▸ **Task material**:
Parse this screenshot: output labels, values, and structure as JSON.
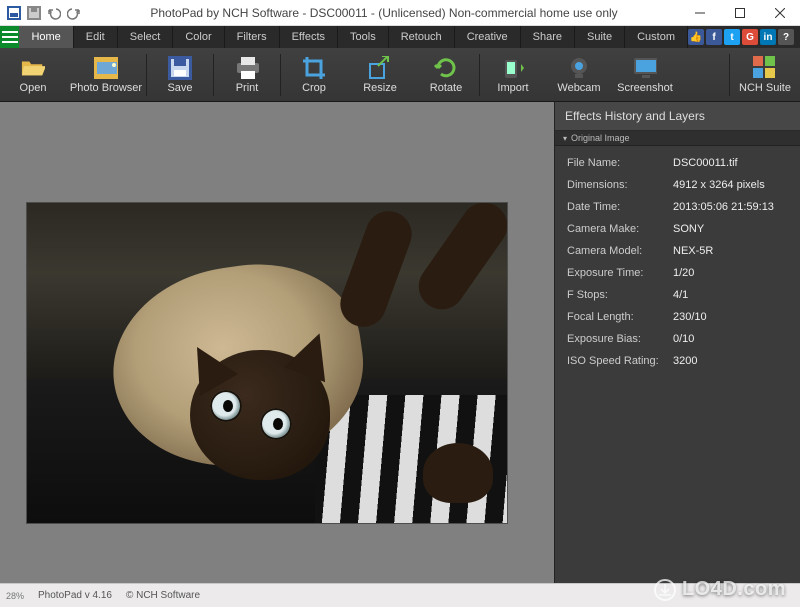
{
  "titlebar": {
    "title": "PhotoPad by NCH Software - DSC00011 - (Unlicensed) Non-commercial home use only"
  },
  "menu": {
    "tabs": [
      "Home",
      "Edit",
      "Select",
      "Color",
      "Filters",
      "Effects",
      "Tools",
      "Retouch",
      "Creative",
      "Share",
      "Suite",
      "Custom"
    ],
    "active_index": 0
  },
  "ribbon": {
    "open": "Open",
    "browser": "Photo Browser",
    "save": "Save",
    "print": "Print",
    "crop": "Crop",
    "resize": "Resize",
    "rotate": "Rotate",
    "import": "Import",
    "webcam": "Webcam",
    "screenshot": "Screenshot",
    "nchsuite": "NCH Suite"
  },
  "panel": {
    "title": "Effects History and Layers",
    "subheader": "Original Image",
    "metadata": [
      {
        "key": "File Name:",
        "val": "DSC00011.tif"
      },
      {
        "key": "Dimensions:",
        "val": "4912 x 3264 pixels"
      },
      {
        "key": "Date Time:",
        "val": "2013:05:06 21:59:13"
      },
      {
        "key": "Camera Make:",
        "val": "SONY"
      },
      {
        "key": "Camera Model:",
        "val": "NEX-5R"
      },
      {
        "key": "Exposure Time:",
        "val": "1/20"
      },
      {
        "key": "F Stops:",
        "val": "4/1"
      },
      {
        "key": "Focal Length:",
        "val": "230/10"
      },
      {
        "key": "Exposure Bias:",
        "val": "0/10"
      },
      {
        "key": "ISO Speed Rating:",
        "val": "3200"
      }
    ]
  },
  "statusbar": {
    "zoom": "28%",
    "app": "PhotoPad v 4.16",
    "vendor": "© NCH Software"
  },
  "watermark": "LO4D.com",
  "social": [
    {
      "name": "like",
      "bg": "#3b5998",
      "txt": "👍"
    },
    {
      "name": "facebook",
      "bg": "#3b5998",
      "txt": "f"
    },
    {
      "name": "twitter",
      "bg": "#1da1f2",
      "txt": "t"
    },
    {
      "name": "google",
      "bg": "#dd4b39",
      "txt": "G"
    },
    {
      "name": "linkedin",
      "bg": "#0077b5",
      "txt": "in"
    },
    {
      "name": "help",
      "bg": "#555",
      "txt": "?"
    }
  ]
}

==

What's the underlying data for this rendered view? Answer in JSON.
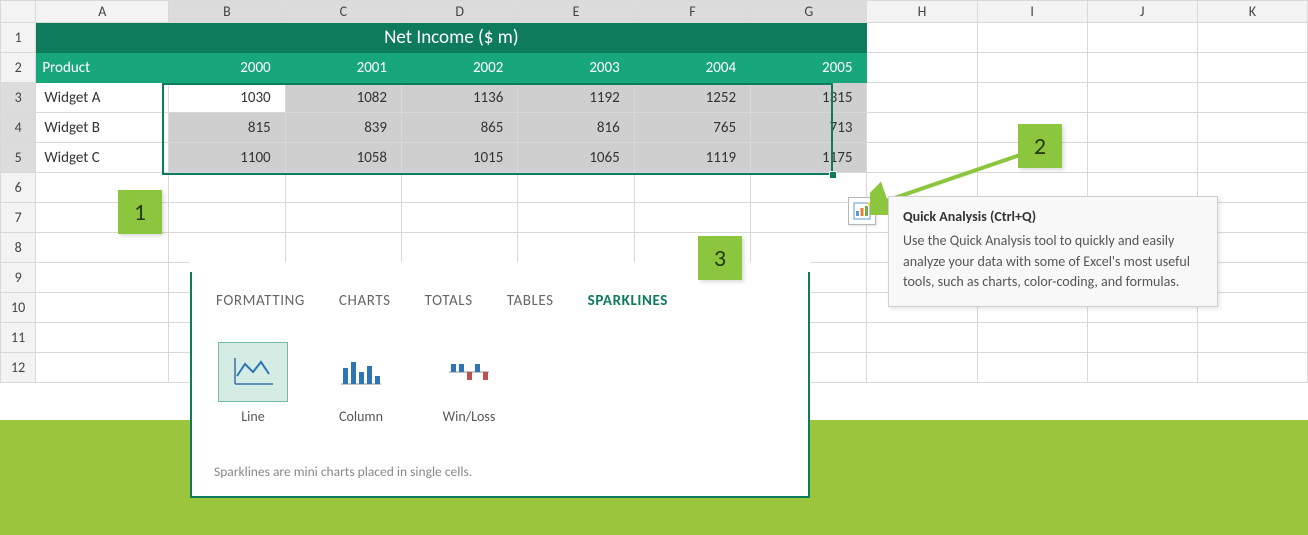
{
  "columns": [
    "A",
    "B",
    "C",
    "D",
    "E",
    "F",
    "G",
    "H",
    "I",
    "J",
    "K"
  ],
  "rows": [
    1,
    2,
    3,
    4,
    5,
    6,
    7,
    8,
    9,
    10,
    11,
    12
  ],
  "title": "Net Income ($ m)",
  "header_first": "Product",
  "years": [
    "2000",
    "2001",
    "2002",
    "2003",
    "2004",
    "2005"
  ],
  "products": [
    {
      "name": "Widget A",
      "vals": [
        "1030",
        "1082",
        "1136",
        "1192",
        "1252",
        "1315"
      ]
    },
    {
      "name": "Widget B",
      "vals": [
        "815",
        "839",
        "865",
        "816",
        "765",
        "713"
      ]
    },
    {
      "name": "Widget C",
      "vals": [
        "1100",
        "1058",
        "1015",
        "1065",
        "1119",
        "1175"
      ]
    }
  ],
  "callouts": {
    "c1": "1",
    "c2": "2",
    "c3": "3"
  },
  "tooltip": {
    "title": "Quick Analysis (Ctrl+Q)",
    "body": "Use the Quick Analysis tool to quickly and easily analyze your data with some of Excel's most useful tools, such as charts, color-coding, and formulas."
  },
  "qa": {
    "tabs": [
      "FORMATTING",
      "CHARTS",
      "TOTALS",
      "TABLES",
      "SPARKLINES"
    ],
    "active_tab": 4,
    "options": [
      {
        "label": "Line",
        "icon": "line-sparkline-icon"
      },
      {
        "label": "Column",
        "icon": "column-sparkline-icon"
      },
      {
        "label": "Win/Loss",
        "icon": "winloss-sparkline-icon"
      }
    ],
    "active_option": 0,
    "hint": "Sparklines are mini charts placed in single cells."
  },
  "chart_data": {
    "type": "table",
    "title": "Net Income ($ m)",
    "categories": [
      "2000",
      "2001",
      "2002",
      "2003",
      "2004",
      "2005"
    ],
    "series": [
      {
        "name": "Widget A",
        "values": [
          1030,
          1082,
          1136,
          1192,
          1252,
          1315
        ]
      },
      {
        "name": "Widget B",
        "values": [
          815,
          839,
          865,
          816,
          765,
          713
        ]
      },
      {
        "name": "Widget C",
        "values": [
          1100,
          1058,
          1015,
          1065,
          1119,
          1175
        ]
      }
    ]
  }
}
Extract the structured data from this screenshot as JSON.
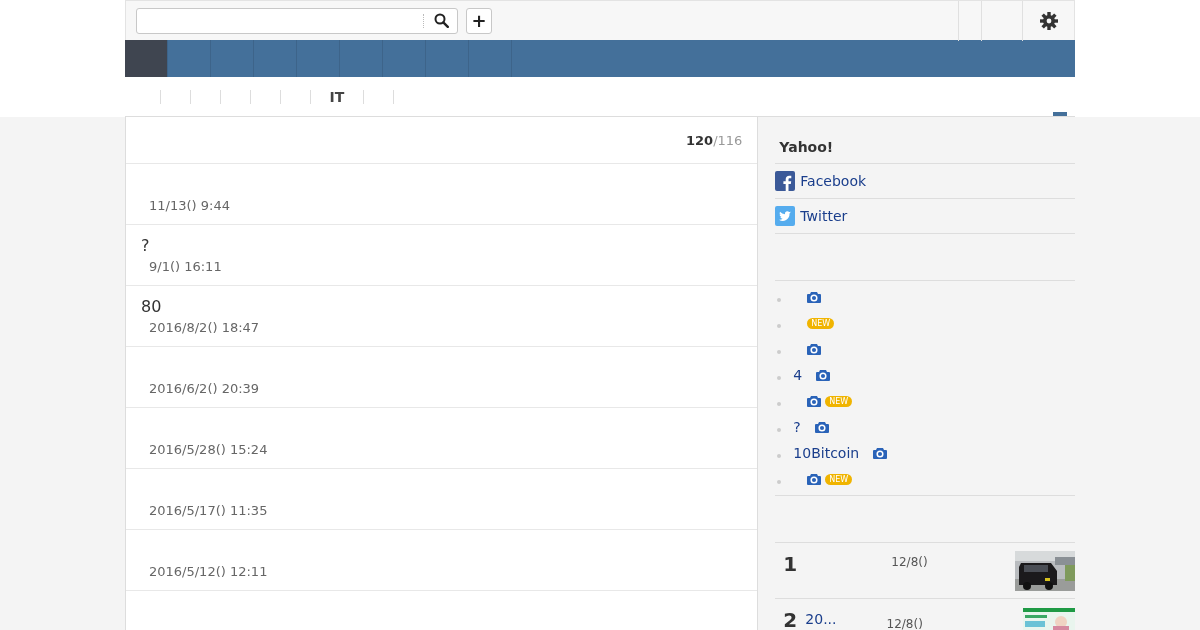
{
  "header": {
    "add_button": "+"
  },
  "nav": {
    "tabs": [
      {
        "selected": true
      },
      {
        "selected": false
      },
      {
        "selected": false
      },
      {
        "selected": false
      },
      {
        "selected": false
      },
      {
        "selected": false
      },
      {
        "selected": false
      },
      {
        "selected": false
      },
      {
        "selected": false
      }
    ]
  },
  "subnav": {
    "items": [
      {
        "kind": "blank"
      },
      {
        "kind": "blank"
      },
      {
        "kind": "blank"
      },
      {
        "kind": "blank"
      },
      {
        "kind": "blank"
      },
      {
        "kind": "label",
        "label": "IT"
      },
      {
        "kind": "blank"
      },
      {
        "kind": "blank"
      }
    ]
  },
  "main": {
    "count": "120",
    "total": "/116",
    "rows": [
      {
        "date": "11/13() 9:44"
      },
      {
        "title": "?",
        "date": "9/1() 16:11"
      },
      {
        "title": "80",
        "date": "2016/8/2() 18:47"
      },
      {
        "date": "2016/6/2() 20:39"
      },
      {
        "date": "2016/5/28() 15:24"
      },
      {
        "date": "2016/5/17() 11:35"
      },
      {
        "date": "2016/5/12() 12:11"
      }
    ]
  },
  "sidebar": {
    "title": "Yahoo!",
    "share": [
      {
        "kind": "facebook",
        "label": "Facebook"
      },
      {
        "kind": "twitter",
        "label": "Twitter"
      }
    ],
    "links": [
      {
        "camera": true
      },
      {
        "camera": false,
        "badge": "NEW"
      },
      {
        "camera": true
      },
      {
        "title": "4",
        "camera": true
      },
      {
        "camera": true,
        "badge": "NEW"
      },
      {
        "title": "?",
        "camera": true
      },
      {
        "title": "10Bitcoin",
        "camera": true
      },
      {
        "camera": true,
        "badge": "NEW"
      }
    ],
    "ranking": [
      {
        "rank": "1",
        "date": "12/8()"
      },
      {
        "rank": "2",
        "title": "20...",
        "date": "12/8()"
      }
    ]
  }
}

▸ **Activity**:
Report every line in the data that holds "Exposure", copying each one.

▸ **Answer**:
        "key": "Exposure Time:",
        "key": "Exposure Bias:",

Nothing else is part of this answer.